Curator’s Picks: Signature Sounds

(The following is from the July/August 2016 issue of the Library of Congress Magazine, LCM. You can read the issue in its entirety here.) Matt Barton in the Library’s Motion Picture and Broadcasting and Recorded Sound Division discusses some of the nation’s most iconic radio broadcasts. DATE OF INFAMY SPEECH President Franklin D. Roosevelt addressed a Joint […]

Library in the News: July 2016 Edition

In July, the Library of Congress was widely in the news with the U.S. Senate’s vote to confirm Carla Hayden as the 14th Librarian of Congress. She will be both the first woman and first African American to serve in the position. “Hayden will be the first Librarian of Congress appointed during the internet age […]

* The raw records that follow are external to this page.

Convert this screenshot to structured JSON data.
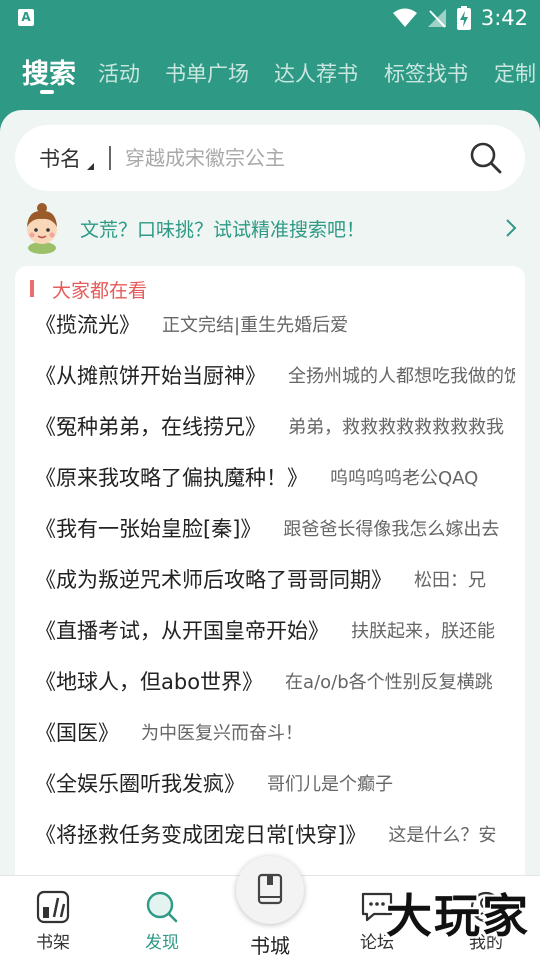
{
  "status_bar": {
    "app_badge": "A",
    "time": "3:42"
  },
  "top_tabs": [
    {
      "label": "搜索",
      "active": true
    },
    {
      "label": "活动"
    },
    {
      "label": "书单广场"
    },
    {
      "label": "达人荐书"
    },
    {
      "label": "标签找书"
    },
    {
      "label": "定制"
    }
  ],
  "search": {
    "type_label": "书名",
    "placeholder": "穿越成宋徽宗公主"
  },
  "promo": {
    "text": "文荒？口味挑？试试精准搜索吧！"
  },
  "section": {
    "title": "大家都在看"
  },
  "books": [
    {
      "title": "《揽流光》",
      "desc": "正文完结|重生先婚后爱"
    },
    {
      "title": "《从摊煎饼开始当厨神》",
      "desc": "全扬州城的人都想吃我做的饭"
    },
    {
      "title": "《冤种弟弟，在线捞兄》",
      "desc": "弟弟，救救救救救救救救我"
    },
    {
      "title": "《原来我攻略了偏执魔种！》",
      "desc": "呜呜呜呜老公QAQ"
    },
    {
      "title": "《我有一张始皇脸[秦]》",
      "desc": "跟爸爸长得像我怎么嫁出去"
    },
    {
      "title": "《成为叛逆咒术师后攻略了哥哥同期》",
      "desc": "松田：兄"
    },
    {
      "title": "《直播考试，从开国皇帝开始》",
      "desc": "扶朕起来，朕还能"
    },
    {
      "title": "《地球人，但abo世界》",
      "desc": "在a/o/b各个性别反复横跳"
    },
    {
      "title": "《国医》",
      "desc": "为中医复兴而奋斗！"
    },
    {
      "title": "《全娱乐圈听我发疯》",
      "desc": "哥们儿是个癫子"
    },
    {
      "title": "《将拯救任务变成团宠日常[快穿]》",
      "desc": "这是什么？安"
    }
  ],
  "bottom_nav": {
    "shelf": "书架",
    "discover": "发现",
    "city": "书城",
    "forum": "论坛",
    "mine": "我的"
  },
  "watermark": "大玩家",
  "colors": {
    "primary": "#2e9a85",
    "accent_red": "#e55b5b",
    "panel_bg": "#eef5f3"
  }
}
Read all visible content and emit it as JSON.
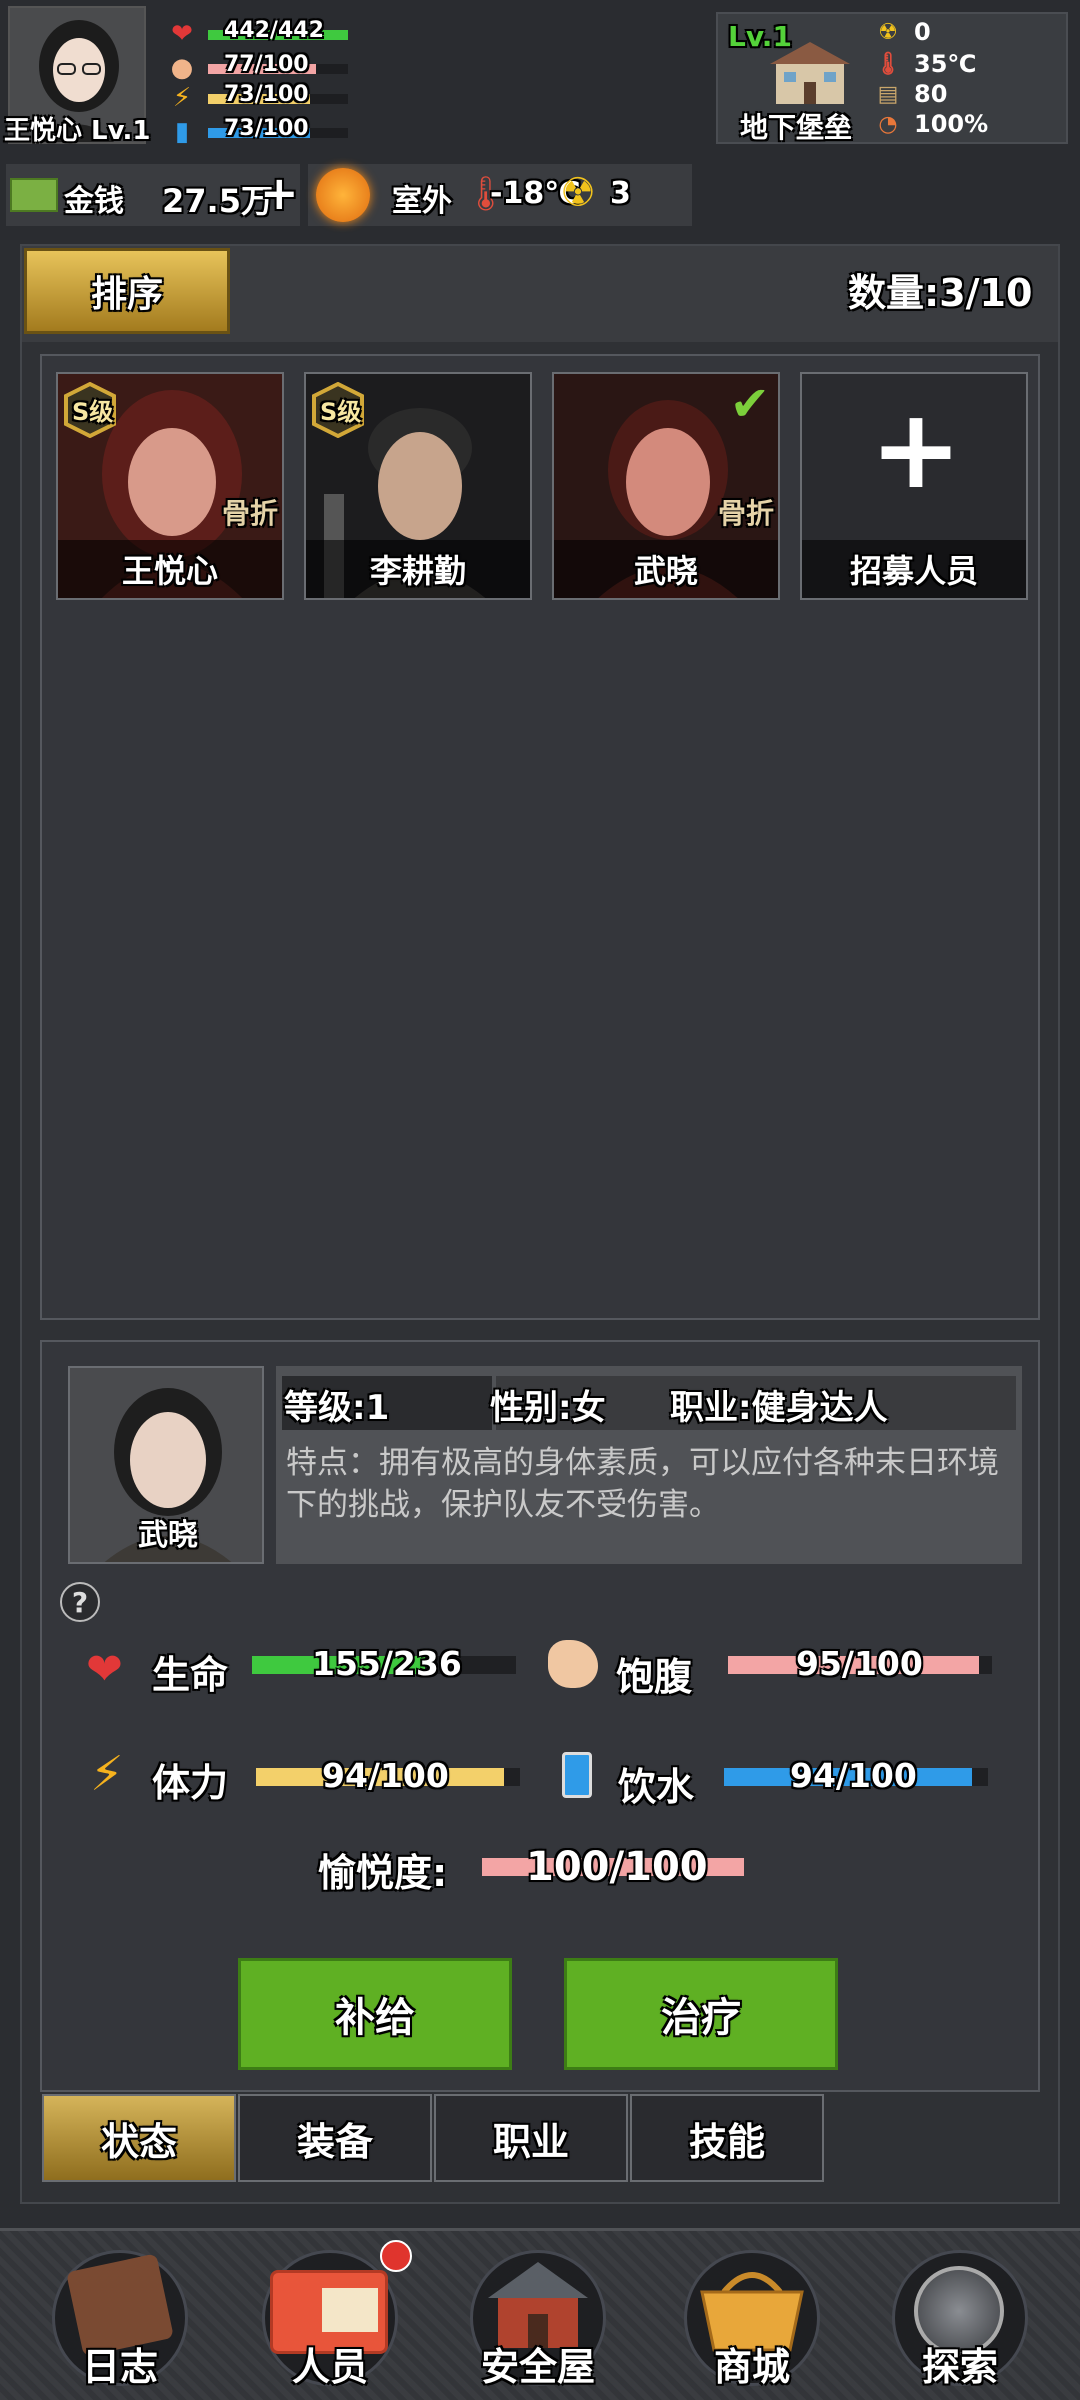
{
  "player": {
    "name": "王悦心 Lv.1",
    "hp": "442/442",
    "hunger": "77/100",
    "stamina": "73/100",
    "thirst": "73/100",
    "hp_frac": 1.0,
    "hunger_frac": 0.77,
    "stamina_frac": 0.73,
    "thirst_frac": 0.73
  },
  "shelter": {
    "level": "Lv.1",
    "name": "地下堡垒",
    "radiation": "0",
    "temperature": "35℃",
    "supplies": "80",
    "integrity": "100%"
  },
  "money": {
    "label": "金钱",
    "value": "27.5万",
    "add": "+"
  },
  "weather": {
    "location": "室外",
    "temperature": "-18℃",
    "radiation": "3"
  },
  "roster": {
    "sort_label": "排序",
    "count": "数量:3/10",
    "members": [
      {
        "name": "王悦心",
        "grade": "S级",
        "status": "骨折"
      },
      {
        "name": "李耕勤",
        "grade": "S级",
        "status": ""
      },
      {
        "name": "武晓",
        "grade": "",
        "status": "骨折",
        "selected": true
      }
    ],
    "recruit_label": "招募人员",
    "recruit_icon": "+"
  },
  "detail": {
    "name": "武晓",
    "level": "等级:1",
    "gender": "性别:女",
    "job": "职业:健身达人",
    "trait": "特点：拥有极高的身体素质，可以应付各种末日环境下的挑战，保护队友不受伤害。",
    "help_icon": "?",
    "life_label": "生命",
    "life": "155/236",
    "life_frac": 0.657,
    "hunger_label": "饱腹",
    "hunger": "95/100",
    "hunger_frac": 0.95,
    "stamina_label": "体力",
    "stamina": "94/100",
    "stamina_frac": 0.94,
    "water_label": "饮水",
    "water": "94/100",
    "water_frac": 0.94,
    "joy_label": "愉悦度:",
    "joy": "100/100",
    "joy_frac": 1.0,
    "supply_btn": "补给",
    "heal_btn": "治疗"
  },
  "tabs": [
    "状态",
    "装备",
    "职业",
    "技能"
  ],
  "nav": [
    "日志",
    "人员",
    "安全屋",
    "商城",
    "探索"
  ],
  "colors": {
    "hp": "#3fc93f",
    "hunger": "#f3a5a5",
    "stamina": "#f3d06a",
    "thirst": "#2f9be8",
    "button_green": "#5fb023",
    "gold": "#d5b45a"
  }
}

A Hamilton Mixtape, Library of Congress Style

Nominated for a record-setting 16 Tony Awards, “Hamilton” the musical swept the ceremony winning 11, including Best Musical, Best Book, Best Original Score and a handful of best actor/actresses. The show is based on the Ron Chernow biography on founding father Alexander Hamilton, which Lin-Manuel Miranda, who wrote the musical, had picked up on a whim […]

Library in the News: May 2016 Edition

The month of May saw the Library of Congress in a variety of headlines. In April, the Library announced that, the online legislative information system, will officially retire July 5, completing the multi-year transition to David Gewirtz for ZDNet Government wrote, “You have to wonder what Thomas Jefferson would have made of the […]